- They leave Ur of the Chaldeans and settle in Haran. This sets the stage for the call of Abraham and God’s full plan of salvation.
A Summary of the Prologue (Genesis 1-11)
- There is one God who made the world through his Word. The creation was “very good” (Genesis 1:31).
- Humanity is made in the image of God (Genesis 1:27). Eve is created to be a partner for the man (“Adam”). It is not good for the man to be alone (Genesis 2:18-25). Nakedness is neither a symbol of vulnerability nor sexuality as in the Babylonian myths. Here it symbolizes innocence (Genesis 2:25).
- Humanity rebels against God. The sin of Adam and Eve is intensified by Cain’s killing of Abel (Genesis 4:8) and the entire creation sinking into corruption and violence (Genesis 6:1-13).
- God sends a flood as a sign of judgment. One righteous man, Noah and his family are spared. God gives the rainbow as a pledge that he will not destroy the earth again (Genesis 8:21, 9:11-13).
- However, human nature has not changed. Every inclination of the human heart is evil from youth (Genesis 8:21). Noah becomes drunk and is violated by his son Ham (Genesis 9:20-27).
- Humanity expands and spreads over the whole earth, each group with its boundaries and language (Genesis 10:31).
- Humanity’s biggest rebellion is the attempt to build the Tower of Babel (Genesis 11:1-9).
- God prepares Abram (who will become Abraham) to begin the plan for the salvation of the world first announced to Adam and Eve after their sin (Genesis 3:15).
- Throughout this entire account the beliefs and values of Babylon are exposed as false. Marduk, Baal, Inanna, Ishtar and the rest are false gods. There is only one true God. Babylon symbolizes the culture of the fallen world. The King of Kings and Lord of Lords will not be Marduk or Caesar, but the risen Lord Jesus Christ (Revelation 19:16).
Questions for Us –
- What lessons can we learn living in our modern day Babylon from the way Genesis 1-11 encounters and exposes the myths of Babylon? What are the prominent myths of our time?
- Even though God often judges human beings, he never abandons us. What hope can we take from that fact?
- Abram and his family leave Ur and begin the journey to Canaan. This is the journey from the land of false belief to the land of God’s promise. Yet they stop in Haran and settle there before coming to the land of promise. What does this account say about our own spiritual journeys? What encouragement can we take from the fact that leaving the land of false belief does not bring us immediately into the promised land (cf. Moses’ forty years in the wilderness)?

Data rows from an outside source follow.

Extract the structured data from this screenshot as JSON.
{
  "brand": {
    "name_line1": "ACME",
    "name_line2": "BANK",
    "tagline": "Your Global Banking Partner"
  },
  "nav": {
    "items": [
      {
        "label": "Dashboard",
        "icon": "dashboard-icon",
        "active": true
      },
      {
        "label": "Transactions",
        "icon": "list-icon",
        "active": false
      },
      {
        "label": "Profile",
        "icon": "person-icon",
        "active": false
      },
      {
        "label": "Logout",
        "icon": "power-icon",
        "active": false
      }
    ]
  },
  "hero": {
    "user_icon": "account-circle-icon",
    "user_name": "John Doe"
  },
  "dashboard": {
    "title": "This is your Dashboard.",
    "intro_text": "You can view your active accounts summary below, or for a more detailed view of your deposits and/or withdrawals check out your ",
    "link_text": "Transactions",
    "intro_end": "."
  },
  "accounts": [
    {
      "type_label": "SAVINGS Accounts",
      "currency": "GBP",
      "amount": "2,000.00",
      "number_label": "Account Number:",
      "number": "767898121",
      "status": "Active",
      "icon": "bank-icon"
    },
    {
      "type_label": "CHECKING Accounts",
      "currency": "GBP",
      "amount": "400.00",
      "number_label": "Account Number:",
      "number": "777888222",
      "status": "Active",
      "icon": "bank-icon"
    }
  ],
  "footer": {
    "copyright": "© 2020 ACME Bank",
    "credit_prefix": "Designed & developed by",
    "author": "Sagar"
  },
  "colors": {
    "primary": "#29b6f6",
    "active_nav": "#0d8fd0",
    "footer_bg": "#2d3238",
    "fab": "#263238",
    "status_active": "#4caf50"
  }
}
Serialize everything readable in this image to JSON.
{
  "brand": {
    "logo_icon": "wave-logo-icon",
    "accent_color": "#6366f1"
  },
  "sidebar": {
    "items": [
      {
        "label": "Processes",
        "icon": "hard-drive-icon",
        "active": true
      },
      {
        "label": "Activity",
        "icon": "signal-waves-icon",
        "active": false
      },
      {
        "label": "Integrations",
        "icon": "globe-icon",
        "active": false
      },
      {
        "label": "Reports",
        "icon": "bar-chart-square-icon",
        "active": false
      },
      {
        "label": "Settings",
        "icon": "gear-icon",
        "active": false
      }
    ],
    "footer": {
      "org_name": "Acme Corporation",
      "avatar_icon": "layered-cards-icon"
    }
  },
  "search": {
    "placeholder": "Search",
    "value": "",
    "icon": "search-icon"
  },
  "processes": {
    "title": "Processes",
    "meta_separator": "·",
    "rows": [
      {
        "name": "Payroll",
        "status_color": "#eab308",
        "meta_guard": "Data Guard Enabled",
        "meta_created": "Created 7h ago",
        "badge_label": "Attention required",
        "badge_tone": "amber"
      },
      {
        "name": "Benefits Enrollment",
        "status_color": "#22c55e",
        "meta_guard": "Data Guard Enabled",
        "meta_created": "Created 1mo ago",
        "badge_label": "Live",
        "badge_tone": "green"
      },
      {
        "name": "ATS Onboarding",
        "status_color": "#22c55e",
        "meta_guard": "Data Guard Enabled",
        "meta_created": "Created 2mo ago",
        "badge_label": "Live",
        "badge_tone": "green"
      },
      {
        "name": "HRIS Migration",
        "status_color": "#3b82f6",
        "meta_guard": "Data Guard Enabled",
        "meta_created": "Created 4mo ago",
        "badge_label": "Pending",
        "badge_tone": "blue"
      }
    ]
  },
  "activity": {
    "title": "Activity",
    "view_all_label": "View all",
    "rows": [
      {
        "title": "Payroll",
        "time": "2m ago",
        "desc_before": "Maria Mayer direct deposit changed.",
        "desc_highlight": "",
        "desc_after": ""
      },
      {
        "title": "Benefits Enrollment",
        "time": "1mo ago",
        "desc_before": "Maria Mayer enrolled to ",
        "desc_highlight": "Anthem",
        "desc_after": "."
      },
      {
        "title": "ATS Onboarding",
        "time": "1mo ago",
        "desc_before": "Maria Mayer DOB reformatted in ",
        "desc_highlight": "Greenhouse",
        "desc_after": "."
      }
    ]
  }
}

On Sunday, March 15 we will have a review and discussion of Genesis 1-11 at 5 pm in Grace Presbyterian Church. We invite all who have been part of the “on-line Bible study” to join us.